In July, 1864, Congress made additional grants to the Cedar Rapids & Missouri River Railroad company and authorized the construction of a road to Council Bluffs.  The work commenced in Boone in December, 1865 and the track was laid to Council Bluffs in January, 1867.  A connecting link with Lyons was completed in 1869.

In 1870 the Iowa Midland Railroad company was chartered, and at once commenced construction of the Lyons-Anamosa line, a road 75 miles long, to form a junction with the Dubuque & Southwestern.  The line was opened to Maquoketa early in 1870, and to Anamosa in December of the same year.  The Northwestern subsequently secured ownership of this spur.
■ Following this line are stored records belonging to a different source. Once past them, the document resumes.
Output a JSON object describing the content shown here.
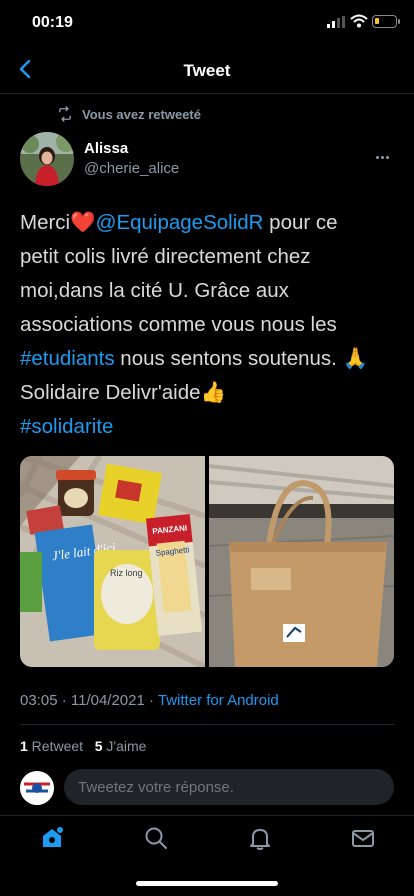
{
  "status_bar": {
    "time": "00:19",
    "battery_level": 0.2
  },
  "header": {
    "title": "Tweet"
  },
  "retweet_notice": "Vous avez retweeté",
  "author": {
    "name": "Alissa",
    "handle": "@cherie_alice"
  },
  "tweet": {
    "line1_prefix": "Merci❤️",
    "mention": "@EquipageSolidR",
    "line1_suffix": " pour ce",
    "line2": "petit colis livré directement chez",
    "line3": "moi,dans la cité U. Grâce aux",
    "line4": "associations comme vous nous les",
    "hashtag1": "#etudiants",
    "line5_suffix": " nous sentons soutenus. 🙏",
    "line6": "Solidaire Delivr'aide👍",
    "hashtag2": "#solidarite"
  },
  "media": {
    "left_image": "photo-groceries",
    "right_image": "photo-paper-bag",
    "labels": {
      "lait": "J'le lait d'ici",
      "panzani": "PANZANI",
      "spaghetti": "Spaghetti",
      "riz": "Riz long"
    }
  },
  "meta": {
    "timestamp": "03:05 · 11/04/2021 · ",
    "source": "Twitter for Android"
  },
  "stats": {
    "retweets_count": "1",
    "retweets_label": " Retweet",
    "likes_count": "5",
    "likes_label": " J'aime"
  },
  "reply": {
    "placeholder": "Tweetez votre réponse."
  },
  "tabs": [
    "home-icon",
    "search-icon",
    "bell-icon",
    "mail-icon"
  ],
  "colors": {
    "accent": "#1d9bf0",
    "background": "#000000",
    "muted": "#8b98a5"
  }
}
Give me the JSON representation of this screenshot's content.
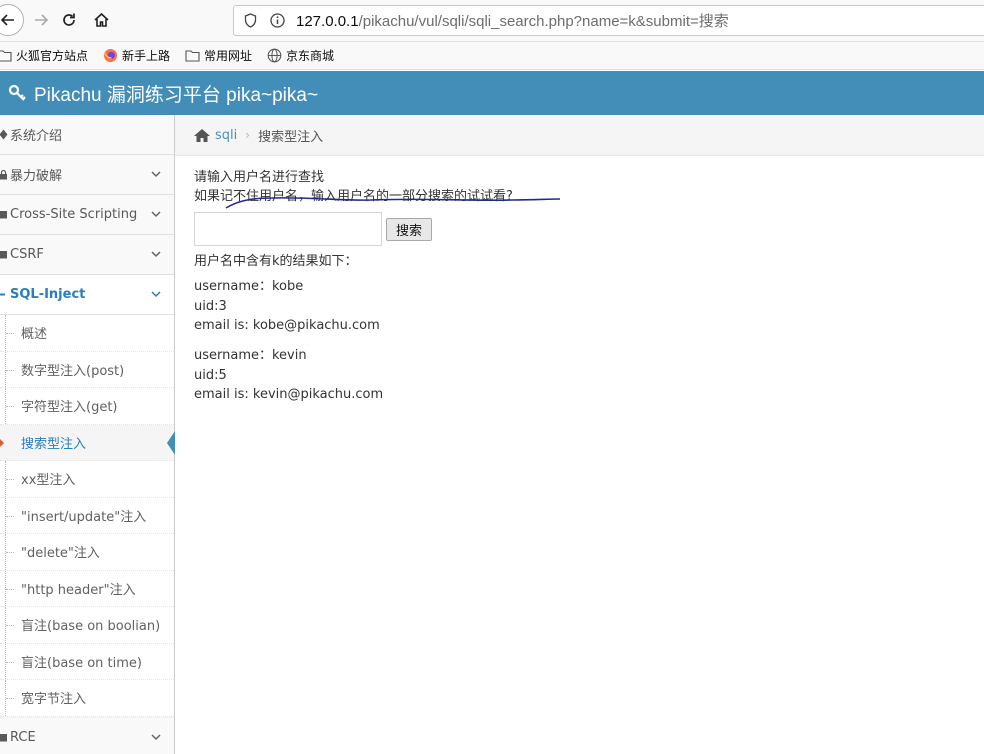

This is the story, in its briefest form, of the birth of a great railroad.  With its later development everyone is familiar. The people of Clinton know what the Chicago & Northwestern means for this city.  They know something about the huge monthly pay-roll of Northwestern employees, and how the company has built in this city great shops, vast yards and roundhouses, office buildings, a freight house, a double-track bridge across the Mississippi, and finally a deopt.  They are familiar with the remaining portion of the local building program, which includes separation of street grades, and the construction of subways at Second and Fourth streets.

The Northwestern is often spoken of as "Clinton's greatest industry."  This term is justly applied to this great railroad corporation, which has always had an immense influence in the city's prosperity.

The following article was in the Clinton Advertiser, March 24, 1920

Depot Soon To Be Completed

The new Northwestern passenger station will soon be a realization for Clinton as construction work is being pushed ahead at top speed in an effect to complete the structure early next month and have same ready for occupancy at that time.

The laying of tile floors has been finished and the final polishing work is now being done.  All exterior work has been completed and the interior trim is being added as rapidly as condition will permit.

A part of the equipment to be installed in the lunch room has been received and the James Dunne Railway Eating House company will have charge of the installation and operation of the lunch room.  A thoroughly modern kitchen was included in the plans of the depot and will be ready for use in connection with the dining room as the interior walls are dried sufficiently so as to permit finishing coat to be added.

A subway will be the means used to reach the platform for west bound trains instead of permitting passengers to cross the main tracks.  This is done to uphold the feature of the Northwestern railway company in their Safety First campaign and the avoidance of accidents.